After you have tweaked your profile paragraph, review your list of core competencies. Reorder them so that the most important skills are listed in the first row and the first column. Remove any unnecessary skills, like less pertinent technologies or areas of expertise. Be sure to use language that mimics what you noted in the job description. For instance, using “Client Relations” instead of “Customer Relations.”
Experience Section – All the Wins!
Finally, review your Experience section. Try using a chrono-functional hybrid format in your experience description. This format splits your experience description for each role into functional categories. For instance, Account Expansion, Sales Training Excellence, Operational Improvements, and Territory Management & Revenue Generation. Each category should contain a few bullet-pointed statements describing your key achievements, ideally with quantifiable metrics (or qualitative ones, if applicable).
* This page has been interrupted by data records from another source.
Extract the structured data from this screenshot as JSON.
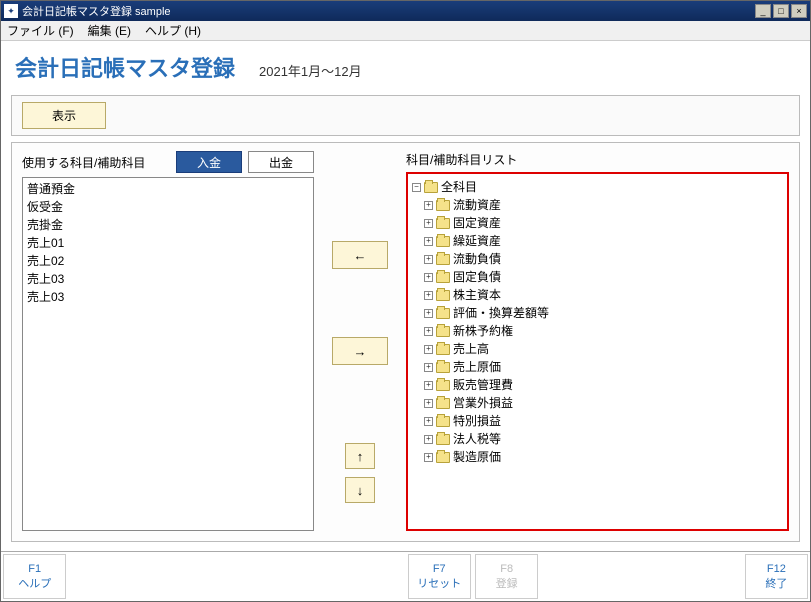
{
  "window": {
    "title": "会計日記帳マスタ登録 sample"
  },
  "menubar": {
    "file": "ファイル (F)",
    "edit": "編集 (E)",
    "help": "ヘルプ (H)"
  },
  "header": {
    "title": "会計日記帳マスタ登録",
    "period": "2021年1月～12月"
  },
  "toolbar": {
    "display": "表示"
  },
  "left": {
    "label": "使用する科目/補助科目",
    "tab_in": "入金",
    "tab_out": "出金",
    "items": [
      "普通預金",
      "仮受金",
      "売掛金",
      "売上01",
      "売上02",
      "売上03",
      "売上03"
    ]
  },
  "move": {
    "left": "←",
    "right": "→",
    "up": "↑",
    "down": "↓"
  },
  "right": {
    "label": "科目/補助科目リスト",
    "root": "全科目",
    "items": [
      "流動資産",
      "固定資産",
      "繰延資産",
      "流動負債",
      "固定負債",
      "株主資本",
      "評価・換算差額等",
      "新株予約権",
      "売上高",
      "売上原価",
      "販売管理費",
      "営業外損益",
      "特別損益",
      "法人税等",
      "製造原価"
    ]
  },
  "fkeys": {
    "f1_k": "F1",
    "f1_l": "ヘルプ",
    "f7_k": "F7",
    "f7_l": "リセット",
    "f8_k": "F8",
    "f8_l": "登録",
    "f12_k": "F12",
    "f12_l": "終了"
  }
}
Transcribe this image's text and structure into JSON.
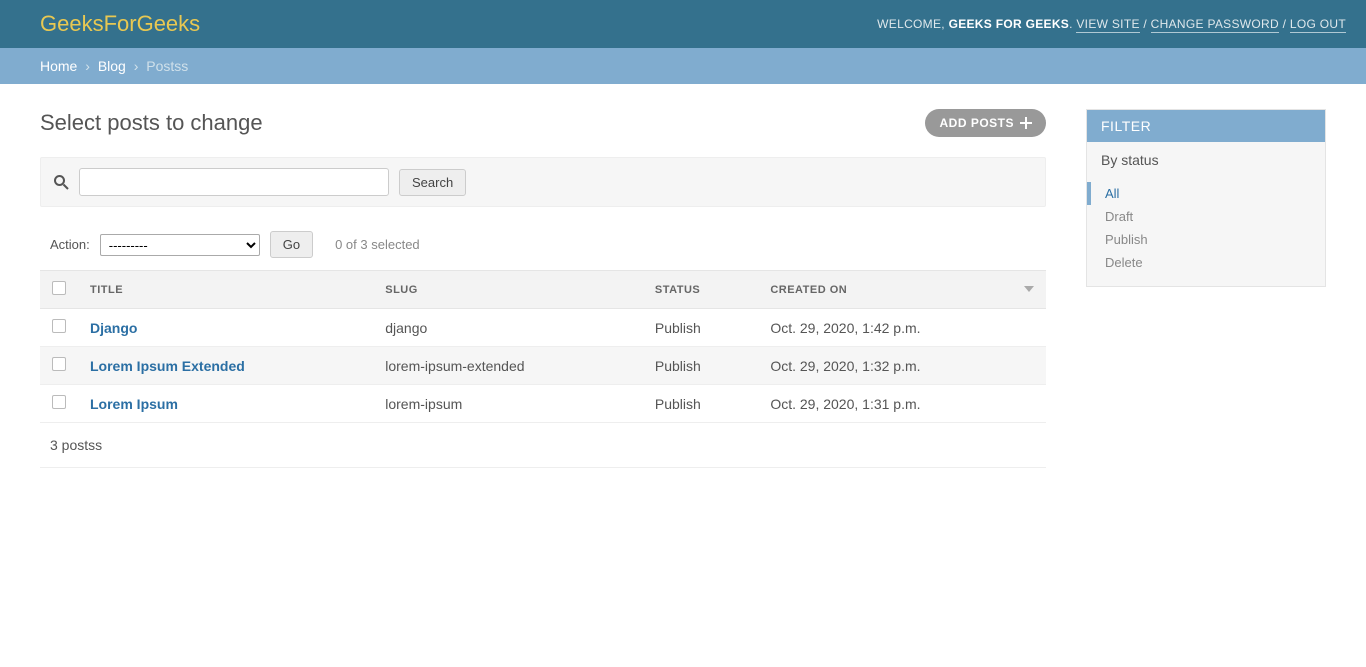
{
  "header": {
    "brand": "GeeksForGeeks",
    "welcome": "WELCOME,",
    "username": "GEEKS FOR GEEKS",
    "view_site": "VIEW SITE",
    "change_password": "CHANGE PASSWORD",
    "logout": "LOG OUT"
  },
  "breadcrumbs": {
    "home": "Home",
    "app": "Blog",
    "current": "Postss"
  },
  "page": {
    "title": "Select posts to change",
    "add_button": "ADD POSTS"
  },
  "search": {
    "button": "Search"
  },
  "actions": {
    "label": "Action:",
    "placeholder": "---------",
    "go": "Go",
    "selection": "0 of 3 selected"
  },
  "columns": {
    "title": "TITLE",
    "slug": "SLUG",
    "status": "STATUS",
    "created": "CREATED ON"
  },
  "rows": [
    {
      "title": "Django",
      "slug": "django",
      "status": "Publish",
      "created": "Oct. 29, 2020, 1:42 p.m."
    },
    {
      "title": "Lorem Ipsum Extended",
      "slug": "lorem-ipsum-extended",
      "status": "Publish",
      "created": "Oct. 29, 2020, 1:32 p.m."
    },
    {
      "title": "Lorem Ipsum",
      "slug": "lorem-ipsum",
      "status": "Publish",
      "created": "Oct. 29, 2020, 1:31 p.m."
    }
  ],
  "paginator": {
    "text": "3 postss"
  },
  "filter": {
    "header": "FILTER",
    "section": "By status",
    "options": [
      "All",
      "Draft",
      "Publish",
      "Delete"
    ],
    "active": "All"
  }
}
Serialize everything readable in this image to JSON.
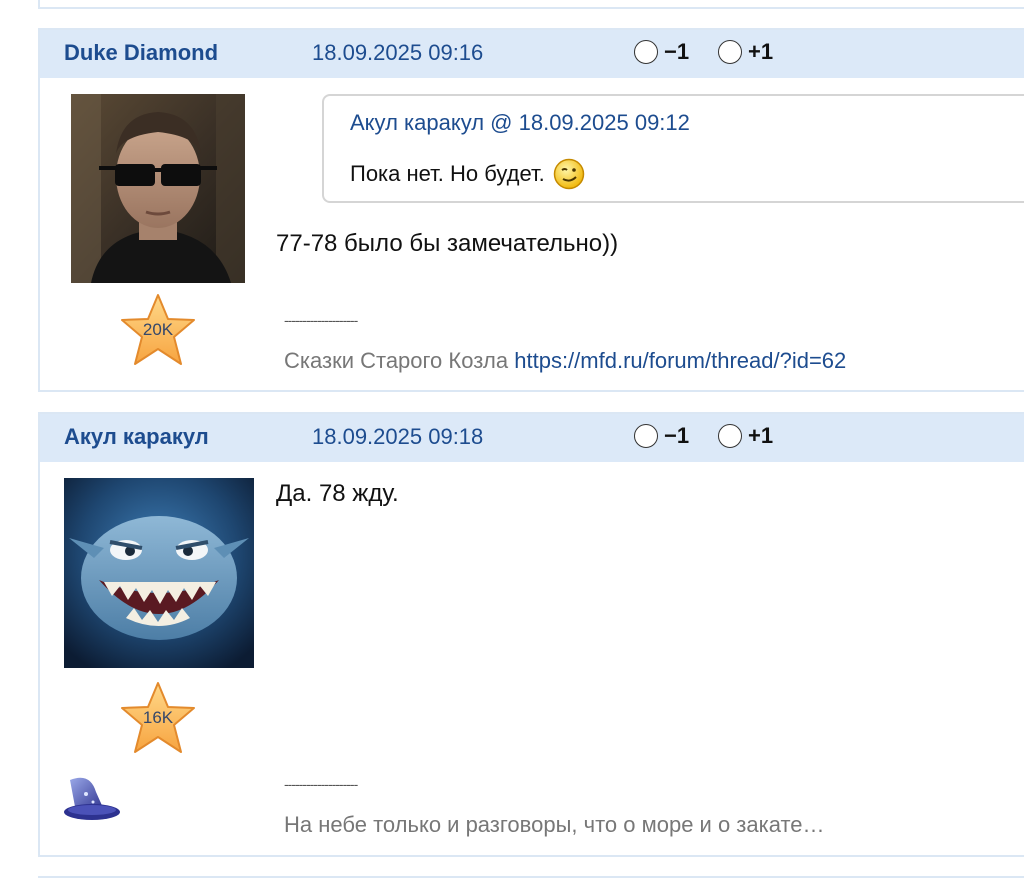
{
  "posts": [
    {
      "author": "Duke Diamond",
      "date": "18.09.2025 09:16",
      "vote_minus": "−1",
      "vote_plus": "+1",
      "quote": {
        "author_line": "Акул каракул @ 18.09.2025 09:12",
        "text": "Пока нет. Но будет."
      },
      "body": "77-78 было бы замечательно))",
      "badge": "20K",
      "signature_divider": "--------------------",
      "signature_text": "Сказки Старого Козла ",
      "signature_link": "https://mfd.ru/forum/thread/?id=62"
    },
    {
      "author": "Акул каракул",
      "date": "18.09.2025 09:18",
      "vote_minus": "−1",
      "vote_plus": "+1",
      "body": "Да. 78 жду.",
      "badge": "16K",
      "signature_divider": "--------------------",
      "signature_text": "На небе только и разговоры, что о море и о закате…"
    }
  ],
  "colors": {
    "header_bg": "#dce9f8",
    "link": "#1d4c8f",
    "border": "#dbe7f4"
  },
  "icons": [
    "smiley-wink-icon",
    "star-badge-icon",
    "wizard-hat-icon",
    "radio-icon"
  ]
}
If the targeted role emphasizes training new sales staff, list the Sales Training Excellence category first. Conversely, if the role focuses on growing existing accounts, Account Expansion gets the prime location. You may find that you also tweak some content within the description here and there, but this format allows for optimal flexibility and efficient tailoring.